Racing thoughts, fears, and worries can keep anyone awake at night, but for those with chronic insomnia, the mind can be your worst nightmare. The harder you try to think yourself to sleep, the more wakeful you become. While cognitive behavioral therapy and other mental strategies for insomnia work, they take time, patience, and perseverance to master. Fortunately, there's a quick, effective solution when the mind prevents shuteye: using the body to help you sleep. In fact, the body has enormous power to quell the mind and allow you to slip into a peaceful, restful slumber. Try these seven tips and see how your body may hold the key to a good night's sleep.
Exercise with Moderate Intensity and Good Timing

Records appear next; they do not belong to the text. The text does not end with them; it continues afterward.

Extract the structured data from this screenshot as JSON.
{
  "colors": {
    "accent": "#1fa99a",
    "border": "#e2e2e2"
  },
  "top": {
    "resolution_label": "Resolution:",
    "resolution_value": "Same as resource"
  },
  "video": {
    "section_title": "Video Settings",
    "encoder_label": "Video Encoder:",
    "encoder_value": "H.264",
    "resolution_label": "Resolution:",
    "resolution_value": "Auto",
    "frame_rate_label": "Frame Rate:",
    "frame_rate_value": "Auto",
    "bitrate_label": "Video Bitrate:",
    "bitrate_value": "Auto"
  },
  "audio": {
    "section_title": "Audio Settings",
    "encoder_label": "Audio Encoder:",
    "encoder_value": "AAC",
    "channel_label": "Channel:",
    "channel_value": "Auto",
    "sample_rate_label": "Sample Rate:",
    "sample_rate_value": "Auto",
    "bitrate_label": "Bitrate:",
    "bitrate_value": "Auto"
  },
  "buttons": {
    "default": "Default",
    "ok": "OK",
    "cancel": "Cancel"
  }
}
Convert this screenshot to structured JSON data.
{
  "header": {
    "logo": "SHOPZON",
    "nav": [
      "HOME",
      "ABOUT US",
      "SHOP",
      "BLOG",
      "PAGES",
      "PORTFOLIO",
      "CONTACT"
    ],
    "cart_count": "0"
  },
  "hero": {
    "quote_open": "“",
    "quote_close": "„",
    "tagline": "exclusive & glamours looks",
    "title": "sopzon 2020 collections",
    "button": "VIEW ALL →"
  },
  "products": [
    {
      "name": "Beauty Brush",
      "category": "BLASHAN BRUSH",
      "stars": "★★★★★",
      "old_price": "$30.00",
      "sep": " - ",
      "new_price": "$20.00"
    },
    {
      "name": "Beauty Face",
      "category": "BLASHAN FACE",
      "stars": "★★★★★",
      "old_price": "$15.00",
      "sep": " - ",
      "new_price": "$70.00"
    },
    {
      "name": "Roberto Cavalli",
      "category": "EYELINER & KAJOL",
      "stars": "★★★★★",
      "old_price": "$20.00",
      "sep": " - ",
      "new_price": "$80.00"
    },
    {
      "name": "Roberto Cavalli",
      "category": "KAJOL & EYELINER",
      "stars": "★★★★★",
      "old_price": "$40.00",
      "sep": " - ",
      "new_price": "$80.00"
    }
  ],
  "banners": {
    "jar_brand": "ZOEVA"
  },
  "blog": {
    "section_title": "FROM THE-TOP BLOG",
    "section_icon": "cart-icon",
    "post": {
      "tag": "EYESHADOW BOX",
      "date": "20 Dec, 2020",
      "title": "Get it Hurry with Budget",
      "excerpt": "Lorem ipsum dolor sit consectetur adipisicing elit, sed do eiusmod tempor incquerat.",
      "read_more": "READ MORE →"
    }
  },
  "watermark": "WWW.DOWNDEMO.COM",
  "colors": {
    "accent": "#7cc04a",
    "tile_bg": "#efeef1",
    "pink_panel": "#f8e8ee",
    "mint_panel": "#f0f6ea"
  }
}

Studies have shown that moderate aerobic exercise, which releases relaxation-promoting endorphins, helps people fall asleep faster and stay asleep longer. But any form of body exercise can help with insomnia. Aim for at least 30 minutes a day and pay attention to timing. According to the National Sleep Foundation, afternoon workouts may be best for overcoming insomnia, since body temperature rises for several hours after exercise and then decreases, alerting the body that it's time for sleep.
Engage the Belly When Your Breathe
Deep breathing has been proven to put you in a state of relaxation that induces sleep. Just make sure you know how to breathe correctly for results. Engaging the body's abdominal or belly muscles is crucial. You might repeat long, slow diaphragmatic breaths or try the 4-7-8 method, where you breathe in from the belly for four seconds, hold for seven, and exhale for eight. Belly breathing brings natural calm, plus it creates a distraction for your mind as you concentrate on your breath.
Treat Body Discomfort
Lying in bed in pain is no way to ease the mind into sleep. If you have any body discomfort, whether it's a backache, muscle strain, or stiffness, be sure to treat it before you climb into bed. Medications can help with pain relief but consider yoga or stretching at night for a drug-free solution. Yoga can be especially helpful for insomnia because it calms both the body and the mind. Do your stretching and posing within an hour of bed to help you wind down and prepare for sleep.
Keep the Body Properly Nourished for Sleep
Does a rumbling stomach keep you up at night? If you go to bed hungry — or full for that matter — your prospects for a restful night can be diminished. Instead, try to eat meals early enough in the evening to give your stomach time to digest the food but not too early that you're raiding the fridge at 10 pm. When hunger strikes before bed, reach for a light, sleep-inducing snack, like yogurt, a handful of nuts, or a banana to keep your body properly nourished for sleep.
Warm Up the Body an Hour Before Bed
Taking a warm bath an hour or so before bed improves blood circulation from the body's core to the hands and feet, creating a sense of calm and boosting sleep quality. When you anticipate a night of insomnia, make a point to slip into the tub for a stress-reducing, sleep-promoting treat. Not a bath person? Warming up in the shower can be just as beneficial. Either way, you'll enjoy the warmth and tranquility of the experience as well as the aftereffects when you settle into bed.
Avoid Brain-Stimulating Movement in the Evening
Don't make the hours before bed the time you decide to clean the house, unpack boxes, or search for a missing item. Even light movement, especially if it stimulates the brain, can put the body in a state of heightened alert, which makes drifting off to sleep difficult. If you like to be occupied and productive in the evenings, opt for low-key, sedentary activities that help the body unwind. Work on a knitting project, do some light reading, or lounge on the couch with a coloring book.
Know the Body Eventually Wins
Your mind can trick you into thinking you'll never get to sleep. But the truth is, you will. While the mind is a force to be reckoned with, so is the body, and it has the final say. Even if you don't sleep on a given night, relief eventually comes and typically in short order. Just knowing you will get the rest your body needs can bring comfort--and sleep. In fact, sleep may be even deeper and more restful after bouts of insomnia as the body attempts to make up for lost nights.
Sleeplessness has many causes and solutions, but when insomnia is a matter of the mind, try turning to the body for help. You'll be amazed at how powerful a tool it is.